YOUR TASK »
Once every line in the data that follows has been checked for the word "marker", give only the number of lines that hold it.

DATA RECORDS »
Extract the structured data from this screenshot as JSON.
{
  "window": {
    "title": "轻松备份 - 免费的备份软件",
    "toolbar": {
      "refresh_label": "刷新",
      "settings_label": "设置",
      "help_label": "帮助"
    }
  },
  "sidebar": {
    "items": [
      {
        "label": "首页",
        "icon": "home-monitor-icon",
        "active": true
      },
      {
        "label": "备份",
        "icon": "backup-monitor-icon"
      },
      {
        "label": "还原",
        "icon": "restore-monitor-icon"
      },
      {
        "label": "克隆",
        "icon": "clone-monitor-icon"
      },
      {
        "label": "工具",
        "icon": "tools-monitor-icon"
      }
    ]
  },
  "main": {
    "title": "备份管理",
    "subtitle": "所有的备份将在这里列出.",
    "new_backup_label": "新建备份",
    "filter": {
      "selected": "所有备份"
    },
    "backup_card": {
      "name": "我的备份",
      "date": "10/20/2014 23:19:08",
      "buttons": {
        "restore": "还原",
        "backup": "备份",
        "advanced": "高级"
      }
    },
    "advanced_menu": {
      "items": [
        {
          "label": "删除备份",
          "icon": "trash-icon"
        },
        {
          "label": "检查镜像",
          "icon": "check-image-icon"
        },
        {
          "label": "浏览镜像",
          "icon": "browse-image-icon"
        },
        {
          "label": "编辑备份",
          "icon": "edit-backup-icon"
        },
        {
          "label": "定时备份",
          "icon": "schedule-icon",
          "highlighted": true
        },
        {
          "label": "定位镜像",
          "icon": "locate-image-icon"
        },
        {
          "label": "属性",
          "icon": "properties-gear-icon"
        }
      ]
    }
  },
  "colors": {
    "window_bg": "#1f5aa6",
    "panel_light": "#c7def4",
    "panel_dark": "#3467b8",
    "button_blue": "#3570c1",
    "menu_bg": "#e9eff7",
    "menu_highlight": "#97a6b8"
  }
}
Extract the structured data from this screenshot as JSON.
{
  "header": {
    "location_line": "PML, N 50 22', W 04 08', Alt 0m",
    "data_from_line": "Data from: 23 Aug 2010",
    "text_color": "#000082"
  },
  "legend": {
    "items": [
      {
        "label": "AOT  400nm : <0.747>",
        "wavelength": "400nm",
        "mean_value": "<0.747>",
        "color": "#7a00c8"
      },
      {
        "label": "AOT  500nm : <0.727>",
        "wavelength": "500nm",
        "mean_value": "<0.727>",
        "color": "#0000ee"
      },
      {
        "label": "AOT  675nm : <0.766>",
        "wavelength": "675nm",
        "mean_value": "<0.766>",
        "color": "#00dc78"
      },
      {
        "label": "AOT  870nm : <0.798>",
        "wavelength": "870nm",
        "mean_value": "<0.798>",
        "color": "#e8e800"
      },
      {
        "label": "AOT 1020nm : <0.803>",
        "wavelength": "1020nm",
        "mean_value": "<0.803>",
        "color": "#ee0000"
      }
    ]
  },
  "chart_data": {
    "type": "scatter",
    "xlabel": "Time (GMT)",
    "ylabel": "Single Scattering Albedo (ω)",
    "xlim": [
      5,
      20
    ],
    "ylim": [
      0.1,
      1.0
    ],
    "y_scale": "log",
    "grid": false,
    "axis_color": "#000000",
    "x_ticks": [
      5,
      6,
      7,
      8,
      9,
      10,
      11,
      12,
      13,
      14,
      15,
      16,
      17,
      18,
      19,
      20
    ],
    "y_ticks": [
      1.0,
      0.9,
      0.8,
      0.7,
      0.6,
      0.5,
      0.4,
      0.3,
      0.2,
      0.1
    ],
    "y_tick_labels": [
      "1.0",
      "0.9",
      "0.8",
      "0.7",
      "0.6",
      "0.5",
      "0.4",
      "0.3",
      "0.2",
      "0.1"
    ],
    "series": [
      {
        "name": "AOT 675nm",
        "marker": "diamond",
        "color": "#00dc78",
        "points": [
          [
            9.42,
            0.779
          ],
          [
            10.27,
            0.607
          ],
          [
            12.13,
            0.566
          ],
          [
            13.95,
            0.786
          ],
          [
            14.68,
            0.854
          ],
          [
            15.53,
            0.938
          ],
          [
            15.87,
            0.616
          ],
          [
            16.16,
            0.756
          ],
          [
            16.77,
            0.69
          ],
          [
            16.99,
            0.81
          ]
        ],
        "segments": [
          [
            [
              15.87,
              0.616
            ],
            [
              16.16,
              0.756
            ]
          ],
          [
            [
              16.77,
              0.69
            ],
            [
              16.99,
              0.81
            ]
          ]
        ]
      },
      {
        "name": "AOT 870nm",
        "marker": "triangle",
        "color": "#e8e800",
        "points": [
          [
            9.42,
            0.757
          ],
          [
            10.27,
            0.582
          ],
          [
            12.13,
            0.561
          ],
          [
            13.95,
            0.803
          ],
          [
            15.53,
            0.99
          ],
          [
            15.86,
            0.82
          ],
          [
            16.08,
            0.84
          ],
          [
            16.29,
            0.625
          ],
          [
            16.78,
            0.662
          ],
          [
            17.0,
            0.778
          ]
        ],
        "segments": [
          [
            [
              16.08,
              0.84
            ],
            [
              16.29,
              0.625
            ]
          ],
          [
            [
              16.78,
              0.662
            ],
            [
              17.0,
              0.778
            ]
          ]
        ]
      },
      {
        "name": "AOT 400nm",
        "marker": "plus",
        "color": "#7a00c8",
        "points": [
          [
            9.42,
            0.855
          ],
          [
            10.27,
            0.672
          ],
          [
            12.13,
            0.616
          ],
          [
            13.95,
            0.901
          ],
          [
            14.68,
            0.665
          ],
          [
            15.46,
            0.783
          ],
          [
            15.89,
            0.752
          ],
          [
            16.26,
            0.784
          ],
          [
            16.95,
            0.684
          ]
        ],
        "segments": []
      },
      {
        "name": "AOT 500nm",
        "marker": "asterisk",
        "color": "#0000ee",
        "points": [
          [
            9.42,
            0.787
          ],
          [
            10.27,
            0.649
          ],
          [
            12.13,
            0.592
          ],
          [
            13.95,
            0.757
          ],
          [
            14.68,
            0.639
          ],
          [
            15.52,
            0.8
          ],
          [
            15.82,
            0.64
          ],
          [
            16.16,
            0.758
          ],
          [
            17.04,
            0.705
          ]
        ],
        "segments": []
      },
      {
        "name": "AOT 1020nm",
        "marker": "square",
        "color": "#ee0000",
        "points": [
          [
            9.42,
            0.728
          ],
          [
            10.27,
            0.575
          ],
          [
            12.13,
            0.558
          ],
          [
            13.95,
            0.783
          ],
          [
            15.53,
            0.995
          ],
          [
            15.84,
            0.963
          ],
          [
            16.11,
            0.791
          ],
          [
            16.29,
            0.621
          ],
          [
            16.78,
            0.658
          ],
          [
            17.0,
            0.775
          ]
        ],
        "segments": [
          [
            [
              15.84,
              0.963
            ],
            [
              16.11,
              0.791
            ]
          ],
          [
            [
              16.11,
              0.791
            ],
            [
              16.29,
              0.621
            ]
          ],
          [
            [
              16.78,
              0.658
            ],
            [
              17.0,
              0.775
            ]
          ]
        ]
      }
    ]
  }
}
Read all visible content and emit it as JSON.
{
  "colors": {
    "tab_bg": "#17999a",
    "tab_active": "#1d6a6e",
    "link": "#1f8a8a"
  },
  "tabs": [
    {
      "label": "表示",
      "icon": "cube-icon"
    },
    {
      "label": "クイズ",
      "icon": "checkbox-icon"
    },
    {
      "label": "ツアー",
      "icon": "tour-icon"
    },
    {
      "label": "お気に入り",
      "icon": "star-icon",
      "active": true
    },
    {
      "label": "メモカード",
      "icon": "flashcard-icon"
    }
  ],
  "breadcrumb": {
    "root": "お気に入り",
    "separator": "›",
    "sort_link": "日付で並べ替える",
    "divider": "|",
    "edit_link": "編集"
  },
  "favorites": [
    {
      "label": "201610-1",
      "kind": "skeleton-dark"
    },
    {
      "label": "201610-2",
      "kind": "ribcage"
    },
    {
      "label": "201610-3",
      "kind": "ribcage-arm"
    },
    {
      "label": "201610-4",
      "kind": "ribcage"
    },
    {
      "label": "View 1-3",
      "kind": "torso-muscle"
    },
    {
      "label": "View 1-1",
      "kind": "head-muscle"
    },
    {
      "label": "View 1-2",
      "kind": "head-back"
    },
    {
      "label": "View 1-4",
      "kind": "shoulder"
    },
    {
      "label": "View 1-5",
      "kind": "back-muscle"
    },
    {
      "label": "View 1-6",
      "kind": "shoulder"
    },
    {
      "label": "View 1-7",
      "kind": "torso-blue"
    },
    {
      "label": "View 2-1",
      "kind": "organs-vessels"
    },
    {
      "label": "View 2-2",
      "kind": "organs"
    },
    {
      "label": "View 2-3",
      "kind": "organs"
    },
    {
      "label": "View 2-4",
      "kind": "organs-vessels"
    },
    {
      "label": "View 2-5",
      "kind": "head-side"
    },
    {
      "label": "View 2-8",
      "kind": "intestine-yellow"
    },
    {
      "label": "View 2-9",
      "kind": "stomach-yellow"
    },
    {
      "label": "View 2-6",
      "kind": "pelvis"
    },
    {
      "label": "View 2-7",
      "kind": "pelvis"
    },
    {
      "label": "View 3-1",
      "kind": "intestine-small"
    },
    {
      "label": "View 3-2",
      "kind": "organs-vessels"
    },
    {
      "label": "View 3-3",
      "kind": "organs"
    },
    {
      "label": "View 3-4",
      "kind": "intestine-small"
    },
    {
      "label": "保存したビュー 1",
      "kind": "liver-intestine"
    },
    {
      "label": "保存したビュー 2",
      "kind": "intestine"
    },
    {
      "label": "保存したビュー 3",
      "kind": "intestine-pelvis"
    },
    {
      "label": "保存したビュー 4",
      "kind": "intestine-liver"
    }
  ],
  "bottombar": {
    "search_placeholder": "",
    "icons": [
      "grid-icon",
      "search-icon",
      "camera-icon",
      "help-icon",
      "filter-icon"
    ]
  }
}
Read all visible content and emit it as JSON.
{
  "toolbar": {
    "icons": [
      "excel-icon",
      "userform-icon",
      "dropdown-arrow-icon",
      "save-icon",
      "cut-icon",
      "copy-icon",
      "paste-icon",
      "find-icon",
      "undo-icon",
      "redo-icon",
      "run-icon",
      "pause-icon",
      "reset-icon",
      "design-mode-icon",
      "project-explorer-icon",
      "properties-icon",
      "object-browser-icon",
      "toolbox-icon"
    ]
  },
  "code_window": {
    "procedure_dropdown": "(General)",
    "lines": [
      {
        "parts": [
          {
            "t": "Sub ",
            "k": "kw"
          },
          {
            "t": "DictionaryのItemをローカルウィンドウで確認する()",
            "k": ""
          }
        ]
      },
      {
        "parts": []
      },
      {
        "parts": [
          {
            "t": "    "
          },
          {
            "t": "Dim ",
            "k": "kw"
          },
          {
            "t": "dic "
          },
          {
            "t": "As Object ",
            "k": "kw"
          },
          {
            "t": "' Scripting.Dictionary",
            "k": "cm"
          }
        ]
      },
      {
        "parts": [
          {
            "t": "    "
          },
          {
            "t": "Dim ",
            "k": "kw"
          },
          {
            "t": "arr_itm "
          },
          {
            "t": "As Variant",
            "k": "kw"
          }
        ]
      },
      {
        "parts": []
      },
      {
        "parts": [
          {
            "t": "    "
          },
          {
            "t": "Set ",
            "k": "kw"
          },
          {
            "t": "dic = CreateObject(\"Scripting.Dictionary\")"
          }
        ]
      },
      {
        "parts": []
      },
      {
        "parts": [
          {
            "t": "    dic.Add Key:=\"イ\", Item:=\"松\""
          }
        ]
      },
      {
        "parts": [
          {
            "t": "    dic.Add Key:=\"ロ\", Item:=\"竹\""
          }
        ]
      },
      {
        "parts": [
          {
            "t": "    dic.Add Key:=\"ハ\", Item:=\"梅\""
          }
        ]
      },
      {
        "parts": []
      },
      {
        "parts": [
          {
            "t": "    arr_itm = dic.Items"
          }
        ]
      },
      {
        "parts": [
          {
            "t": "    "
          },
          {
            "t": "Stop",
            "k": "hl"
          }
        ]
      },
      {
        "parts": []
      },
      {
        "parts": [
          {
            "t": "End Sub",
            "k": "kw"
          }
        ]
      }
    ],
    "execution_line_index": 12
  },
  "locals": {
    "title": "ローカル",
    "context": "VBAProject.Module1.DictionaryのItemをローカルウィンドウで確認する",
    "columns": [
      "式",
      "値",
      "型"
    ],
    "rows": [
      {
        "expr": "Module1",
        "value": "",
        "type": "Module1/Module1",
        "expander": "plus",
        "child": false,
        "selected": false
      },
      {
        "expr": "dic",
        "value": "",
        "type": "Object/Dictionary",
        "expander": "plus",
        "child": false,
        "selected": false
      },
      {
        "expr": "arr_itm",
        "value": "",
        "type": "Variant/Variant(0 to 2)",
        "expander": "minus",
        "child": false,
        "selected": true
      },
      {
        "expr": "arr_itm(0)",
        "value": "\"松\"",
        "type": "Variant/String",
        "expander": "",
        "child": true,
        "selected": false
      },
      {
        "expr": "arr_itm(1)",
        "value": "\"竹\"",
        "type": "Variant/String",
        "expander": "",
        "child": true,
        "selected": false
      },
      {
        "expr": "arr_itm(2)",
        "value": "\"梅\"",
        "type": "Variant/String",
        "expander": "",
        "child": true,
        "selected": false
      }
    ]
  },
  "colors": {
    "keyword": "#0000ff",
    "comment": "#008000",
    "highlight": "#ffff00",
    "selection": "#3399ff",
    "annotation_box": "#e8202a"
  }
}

SOLUTION FOR THIS PROBLEM »
5